= Beginning of Section =

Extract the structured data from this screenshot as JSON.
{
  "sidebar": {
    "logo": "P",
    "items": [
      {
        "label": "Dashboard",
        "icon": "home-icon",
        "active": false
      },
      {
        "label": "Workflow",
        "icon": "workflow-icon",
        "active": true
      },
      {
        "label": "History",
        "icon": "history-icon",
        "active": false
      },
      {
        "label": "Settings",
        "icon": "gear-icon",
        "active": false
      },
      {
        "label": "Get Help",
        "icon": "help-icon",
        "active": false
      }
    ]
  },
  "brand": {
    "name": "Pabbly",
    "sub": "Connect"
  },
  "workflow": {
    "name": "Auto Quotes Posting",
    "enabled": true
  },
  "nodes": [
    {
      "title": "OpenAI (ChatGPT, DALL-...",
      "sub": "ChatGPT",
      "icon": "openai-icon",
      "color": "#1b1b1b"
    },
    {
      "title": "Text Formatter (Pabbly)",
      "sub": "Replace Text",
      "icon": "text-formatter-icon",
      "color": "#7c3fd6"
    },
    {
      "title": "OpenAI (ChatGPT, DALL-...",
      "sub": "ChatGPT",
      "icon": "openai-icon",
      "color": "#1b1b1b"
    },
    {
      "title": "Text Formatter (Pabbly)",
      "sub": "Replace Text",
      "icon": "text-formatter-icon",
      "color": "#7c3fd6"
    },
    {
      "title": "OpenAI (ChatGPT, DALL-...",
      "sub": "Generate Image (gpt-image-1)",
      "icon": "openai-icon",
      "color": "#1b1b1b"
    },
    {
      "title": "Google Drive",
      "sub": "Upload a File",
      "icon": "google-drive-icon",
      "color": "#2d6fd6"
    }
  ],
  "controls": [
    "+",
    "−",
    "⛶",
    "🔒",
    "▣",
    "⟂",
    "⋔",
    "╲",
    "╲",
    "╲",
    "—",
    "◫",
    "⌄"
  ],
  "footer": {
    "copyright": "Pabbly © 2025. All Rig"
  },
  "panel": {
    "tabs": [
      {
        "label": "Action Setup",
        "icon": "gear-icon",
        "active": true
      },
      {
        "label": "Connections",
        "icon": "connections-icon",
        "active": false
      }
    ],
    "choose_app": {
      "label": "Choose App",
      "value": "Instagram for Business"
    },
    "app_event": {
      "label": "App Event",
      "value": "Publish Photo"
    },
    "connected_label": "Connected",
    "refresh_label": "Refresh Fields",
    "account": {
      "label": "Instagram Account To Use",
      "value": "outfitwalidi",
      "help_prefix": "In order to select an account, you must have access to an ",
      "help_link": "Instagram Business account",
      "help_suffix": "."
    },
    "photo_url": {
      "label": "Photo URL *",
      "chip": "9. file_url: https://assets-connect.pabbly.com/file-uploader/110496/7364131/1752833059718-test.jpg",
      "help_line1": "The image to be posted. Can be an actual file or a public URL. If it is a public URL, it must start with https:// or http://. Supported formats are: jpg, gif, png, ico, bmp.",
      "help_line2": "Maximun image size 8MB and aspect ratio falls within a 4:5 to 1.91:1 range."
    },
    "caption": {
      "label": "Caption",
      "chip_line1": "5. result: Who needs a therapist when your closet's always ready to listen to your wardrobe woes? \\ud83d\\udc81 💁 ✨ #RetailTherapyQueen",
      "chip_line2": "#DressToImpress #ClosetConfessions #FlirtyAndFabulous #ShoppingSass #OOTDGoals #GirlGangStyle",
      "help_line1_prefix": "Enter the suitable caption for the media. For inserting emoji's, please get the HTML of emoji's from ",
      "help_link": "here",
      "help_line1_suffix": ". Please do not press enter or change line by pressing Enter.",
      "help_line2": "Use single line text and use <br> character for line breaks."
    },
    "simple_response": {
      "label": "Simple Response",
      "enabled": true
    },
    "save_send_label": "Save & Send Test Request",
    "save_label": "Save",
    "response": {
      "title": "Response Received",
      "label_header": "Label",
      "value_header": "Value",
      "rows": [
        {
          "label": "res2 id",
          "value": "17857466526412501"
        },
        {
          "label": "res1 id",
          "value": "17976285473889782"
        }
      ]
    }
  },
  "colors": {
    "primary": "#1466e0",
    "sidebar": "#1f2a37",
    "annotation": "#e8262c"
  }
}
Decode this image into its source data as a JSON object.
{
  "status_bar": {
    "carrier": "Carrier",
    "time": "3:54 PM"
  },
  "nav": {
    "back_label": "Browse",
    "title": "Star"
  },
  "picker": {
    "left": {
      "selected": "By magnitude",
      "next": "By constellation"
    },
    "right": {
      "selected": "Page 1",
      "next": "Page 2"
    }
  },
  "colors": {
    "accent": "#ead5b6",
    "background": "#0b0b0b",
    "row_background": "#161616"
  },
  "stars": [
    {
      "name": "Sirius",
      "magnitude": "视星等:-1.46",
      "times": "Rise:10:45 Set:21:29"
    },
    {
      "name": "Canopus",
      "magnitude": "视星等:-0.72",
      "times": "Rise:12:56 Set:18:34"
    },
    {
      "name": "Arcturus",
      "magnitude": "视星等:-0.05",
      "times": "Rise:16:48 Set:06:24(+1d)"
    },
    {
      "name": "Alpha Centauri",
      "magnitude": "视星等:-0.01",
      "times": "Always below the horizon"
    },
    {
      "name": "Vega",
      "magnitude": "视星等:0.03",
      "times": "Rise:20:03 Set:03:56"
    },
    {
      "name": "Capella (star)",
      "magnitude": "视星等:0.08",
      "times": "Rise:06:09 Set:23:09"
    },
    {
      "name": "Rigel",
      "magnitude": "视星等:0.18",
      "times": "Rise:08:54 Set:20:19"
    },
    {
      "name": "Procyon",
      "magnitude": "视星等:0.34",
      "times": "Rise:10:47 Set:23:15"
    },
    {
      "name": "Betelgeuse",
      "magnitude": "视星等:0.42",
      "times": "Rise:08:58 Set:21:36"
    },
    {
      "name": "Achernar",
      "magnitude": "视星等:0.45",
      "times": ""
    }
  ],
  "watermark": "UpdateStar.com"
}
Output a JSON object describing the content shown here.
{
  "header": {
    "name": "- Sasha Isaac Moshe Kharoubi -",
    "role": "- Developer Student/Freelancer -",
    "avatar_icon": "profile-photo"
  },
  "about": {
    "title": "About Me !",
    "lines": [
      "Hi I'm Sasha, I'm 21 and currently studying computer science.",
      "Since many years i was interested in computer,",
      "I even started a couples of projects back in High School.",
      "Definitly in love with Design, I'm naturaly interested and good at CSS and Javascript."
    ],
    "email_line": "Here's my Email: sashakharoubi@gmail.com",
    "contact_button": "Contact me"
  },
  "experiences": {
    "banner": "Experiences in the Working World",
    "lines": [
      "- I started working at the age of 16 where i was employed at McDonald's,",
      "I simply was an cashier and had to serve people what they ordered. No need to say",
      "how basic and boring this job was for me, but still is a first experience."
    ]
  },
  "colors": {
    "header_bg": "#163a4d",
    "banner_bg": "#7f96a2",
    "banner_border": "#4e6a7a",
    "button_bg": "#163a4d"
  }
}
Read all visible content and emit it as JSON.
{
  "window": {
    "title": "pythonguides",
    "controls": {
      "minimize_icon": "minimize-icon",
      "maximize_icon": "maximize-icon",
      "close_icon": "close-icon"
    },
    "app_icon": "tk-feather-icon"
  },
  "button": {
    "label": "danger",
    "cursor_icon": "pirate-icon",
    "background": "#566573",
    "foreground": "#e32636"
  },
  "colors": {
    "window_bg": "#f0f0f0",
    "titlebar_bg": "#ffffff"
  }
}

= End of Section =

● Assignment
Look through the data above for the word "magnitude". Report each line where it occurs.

● Worked solution
      "selected": "By magnitude",
      "magnitude": "视星等:-1.46",
      "magnitude": "视星等:-0.72",
      "magnitude": "视星等:-0.05",
      "magnitude": "视星等:-0.01",
      "magnitude": "视星等:0.03",
      "magnitude": "视星等:0.08",
      "magnitude": "视星等:0.18",
      "magnitude": "视星等:0.34",
      "magnitude": "视星等:0.42",
      "magnitude": "视星等:0.45",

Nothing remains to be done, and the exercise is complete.